Extract the records below word for word and ignore the images.

EXTRACTED DATA –
'''

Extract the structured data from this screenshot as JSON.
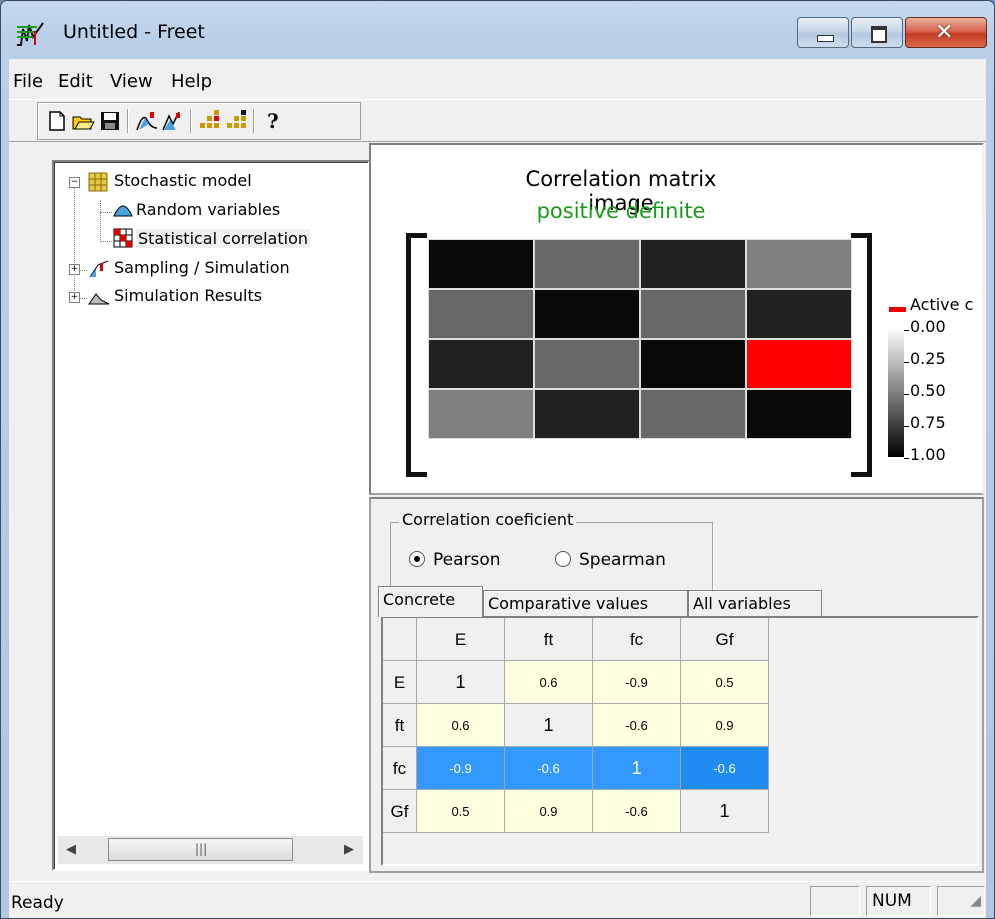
{
  "window": {
    "title": "Untitled - Freet"
  },
  "menu": [
    "File",
    "Edit",
    "View",
    "Help"
  ],
  "tree": {
    "root": "Stochastic model",
    "children": [
      "Random variables",
      "Statistical correlation"
    ],
    "siblings": [
      "Sampling / Simulation",
      "Simulation Results"
    ]
  },
  "chart": {
    "title": "Correlation matrix image",
    "subtitle": "positive definite",
    "active_label": "Active c",
    "active_color": "#ff0000",
    "ticks": [
      "0.00",
      "0.25",
      "0.50",
      "0.75",
      "1.00"
    ]
  },
  "chart_data": {
    "type": "heatmap",
    "title": "Correlation matrix image",
    "subtitle": "positive definite",
    "rows": [
      "E",
      "ft",
      "fc",
      "Gf"
    ],
    "cols": [
      "E",
      "ft",
      "fc",
      "Gf"
    ],
    "abs_values": [
      [
        1,
        0.6,
        0.9,
        0.5
      ],
      [
        0.6,
        1,
        0.6,
        0.9
      ],
      [
        0.9,
        0.6,
        1,
        0.6
      ],
      [
        0.5,
        0.9,
        0.6,
        1
      ]
    ],
    "active_cell": {
      "row": "fc",
      "col": "Gf"
    },
    "colorbar_range": [
      0.0,
      1.0
    ]
  },
  "corr_box": {
    "label": "Correlation coeficient",
    "options": [
      "Pearson",
      "Spearman"
    ],
    "selected": "Pearson"
  },
  "tabs": [
    "Concrete",
    "Comparative values",
    "All variables"
  ],
  "table": {
    "headers": [
      "E",
      "ft",
      "fc",
      "Gf"
    ],
    "rows": [
      {
        "name": "E",
        "values": [
          "1",
          "0.6",
          "-0.9",
          "0.5"
        ]
      },
      {
        "name": "ft",
        "values": [
          "0.6",
          "1",
          "-0.6",
          "0.9"
        ]
      },
      {
        "name": "fc",
        "values": [
          "-0.9",
          "-0.6",
          "1",
          "-0.6"
        ]
      },
      {
        "name": "Gf",
        "values": [
          "0.5",
          "0.9",
          "-0.6",
          "1"
        ]
      }
    ],
    "selected_row": 2,
    "colors": {
      "offdiag": "#ffffe1",
      "diag": "#f0f0f0",
      "selected": "#3399ff",
      "selected_focus": "#1e8cf0"
    }
  },
  "status": {
    "text": "Ready",
    "num": "NUM"
  }
}
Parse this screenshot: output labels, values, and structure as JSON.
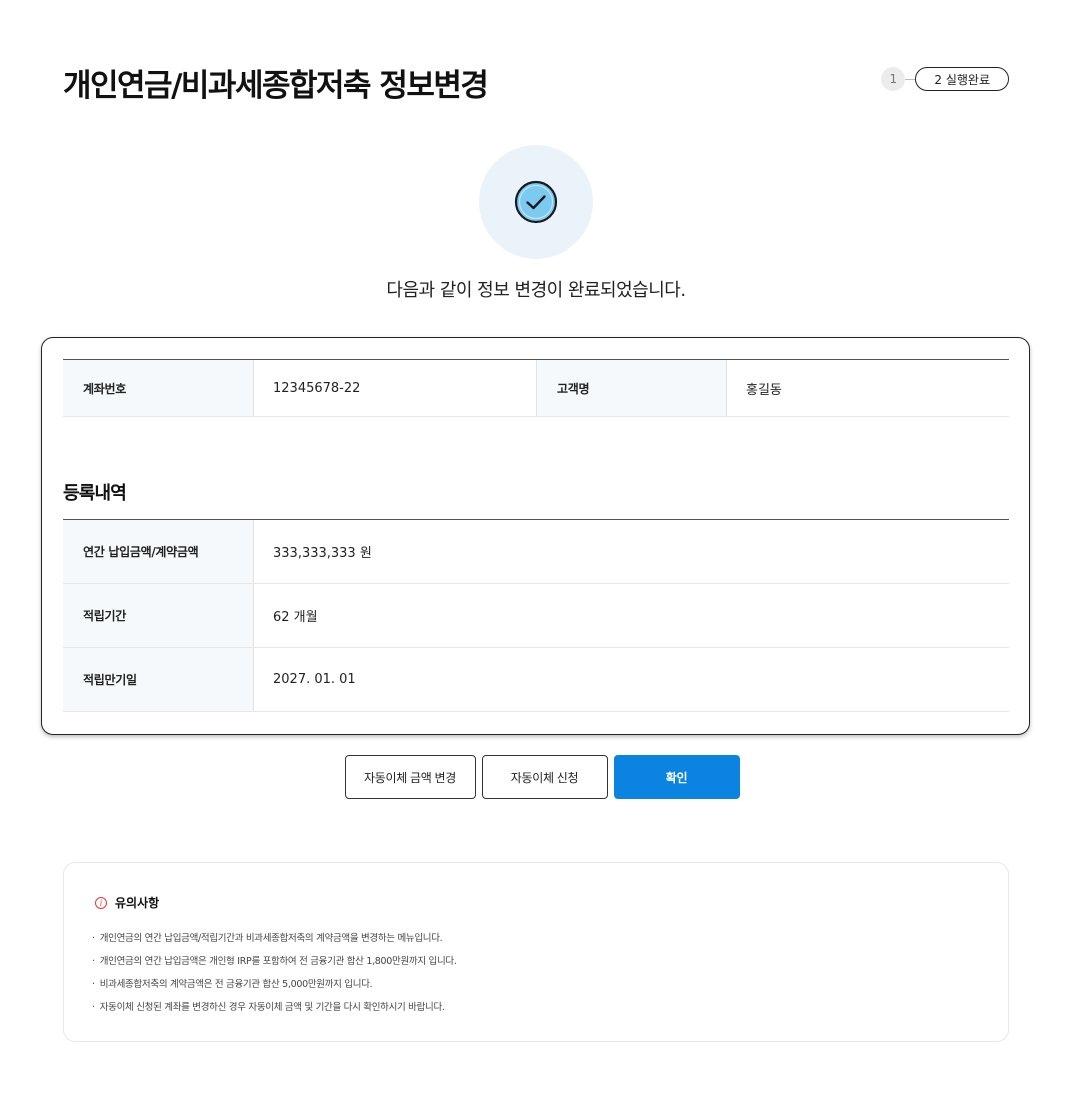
{
  "header": {
    "title": "개인연금/비과세종합저축 정보변경",
    "steps": {
      "step1": "1",
      "step2": "2 실행완료"
    }
  },
  "result": {
    "icon": "check-circle-icon",
    "message": "다음과 같이 정보 변경이 완료되었습니다."
  },
  "account": {
    "account_no_label": "계좌번호",
    "account_no": "12345678-22",
    "customer_label": "고객명",
    "customer": "홍길동"
  },
  "registration": {
    "title": "등록내역",
    "rows": [
      {
        "label": "연간 납입금액/계약금액",
        "value": "333,333,333 원"
      },
      {
        "label": "적립기간",
        "value": "62 개월"
      },
      {
        "label": "적립만기일",
        "value": "2027. 01. 01"
      }
    ]
  },
  "buttons": {
    "change_amount": "자동이체 금액 변경",
    "apply_transfer": "자동이체 신청",
    "confirm": "확인"
  },
  "notice": {
    "icon": "info-icon",
    "title": "유의사항",
    "items": [
      "개인연금의 연간 납입금액/적립기간과 비과세종합저축의 계약금액을 변경하는 메뉴입니다.",
      "개인연금의 연간 납입금액은 개인형 IRP를 포함하여 전 금융기관 합산 1,800만원까지 입니다.",
      "비과세종합저축의 계약금액은 전 금융기관 합산 5,000만원까지 입니다.",
      "자동이체 신청된 계좌를 변경하신 경우 자동이체 금액 및 기간을 다시 확인하시기 바랍니다."
    ]
  },
  "colors": {
    "primary": "#0a84e0",
    "check_bg": "#eaf2fa",
    "check_fill": "#7ccaf0",
    "warning": "#e53935"
  }
}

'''

SOLUTION –
Extract the structured data from this screenshot as JSON.
{
  "window": {
    "title": "Untitled - Freet"
  },
  "menu": [
    "File",
    "Edit",
    "View",
    "Help"
  ],
  "tree": {
    "root": "Stochastic model",
    "children": [
      "Random variables",
      "Statistical correlation"
    ],
    "siblings": [
      "Sampling / Simulation",
      "Simulation Results"
    ]
  },
  "chart": {
    "title": "Correlation matrix image",
    "subtitle": "positive definite",
    "active_label": "Active c",
    "active_color": "#ff0000",
    "ticks": [
      "0.00",
      "0.25",
      "0.50",
      "0.75",
      "1.00"
    ]
  },
  "chart_data": {
    "type": "heatmap",
    "title": "Correlation matrix image",
    "subtitle": "positive definite",
    "rows": [
      "E",
      "ft",
      "fc",
      "Gf"
    ],
    "cols": [
      "E",
      "ft",
      "fc",
      "Gf"
    ],
    "abs_values": [
      [
        1,
        0.6,
        0.9,
        0.5
      ],
      [
        0.6,
        1,
        0.6,
        0.9
      ],
      [
        0.9,
        0.6,
        1,
        0.6
      ],
      [
        0.5,
        0.9,
        0.6,
        1
      ]
    ],
    "active_cell": {
      "row": "fc",
      "col": "Gf"
    },
    "colorbar_range": [
      0.0,
      1.0
    ]
  },
  "corr_box": {
    "label": "Correlation coeficient",
    "options": [
      "Pearson",
      "Spearman"
    ],
    "selected": "Pearson"
  },
  "tabs": [
    "Concrete",
    "Comparative values",
    "All variables"
  ],
  "table": {
    "headers": [
      "E",
      "ft",
      "fc",
      "Gf"
    ],
    "rows": [
      {
        "name": "E",
        "values": [
          "1",
          "0.6",
          "-0.9",
          "0.5"
        ]
      },
      {
        "name": "ft",
        "values": [
          "0.6",
          "1",
          "-0.6",
          "0.9"
        ]
      },
      {
        "name": "fc",
        "values": [
          "-0.9",
          "-0.6",
          "1",
          "-0.6"
        ]
      },
      {
        "name": "Gf",
        "values": [
          "0.5",
          "0.9",
          "-0.6",
          "1"
        ]
      }
    ],
    "selected_row": 2,
    "colors": {
      "offdiag": "#ffffe1",
      "diag": "#f0f0f0",
      "selected": "#3399ff",
      "selected_focus": "#1e8cf0"
    }
  },
  "status": {
    "text": "Ready",
    "num": "NUM"
  }
}
Parse this screenshot: output labels, values, and structure as JSON.
{
  "header": {
    "title": "개인연금/비과세종합저축 정보변경",
    "steps": {
      "step1": "1",
      "step2": "2 실행완료"
    }
  },
  "result": {
    "icon": "check-circle-icon",
    "message": "다음과 같이 정보 변경이 완료되었습니다."
  },
  "account": {
    "account_no_label": "계좌번호",
    "account_no": "12345678-22",
    "customer_label": "고객명",
    "customer": "홍길동"
  },
  "registration": {
    "title": "등록내역",
    "rows": [
      {
        "label": "연간 납입금액/계약금액",
        "value": "333,333,333 원"
      },
      {
        "label": "적립기간",
        "value": "62 개월"
      },
      {
        "label": "적립만기일",
        "value": "2027. 01. 01"
      }
    ]
  },
  "buttons": {
    "change_amount": "자동이체 금액 변경",
    "apply_transfer": "자동이체 신청",
    "confirm": "확인"
  },
  "notice": {
    "icon": "info-icon",
    "title": "유의사항",
    "items": [
      "개인연금의 연간 납입금액/적립기간과 비과세종합저축의 계약금액을 변경하는 메뉴입니다.",
      "개인연금의 연간 납입금액은 개인형 IRP를 포함하여 전 금융기관 합산 1,800만원까지 입니다.",
      "비과세종합저축의 계약금액은 전 금융기관 합산 5,000만원까지 입니다.",
      "자동이체 신청된 계좌를 변경하신 경우 자동이체 금액 및 기간을 다시 확인하시기 바랍니다."
    ]
  },
  "colors": {
    "primary": "#0a84e0",
    "check_bg": "#eaf2fa",
    "check_fill": "#7ccaf0",
    "warning": "#e53935"
  }
}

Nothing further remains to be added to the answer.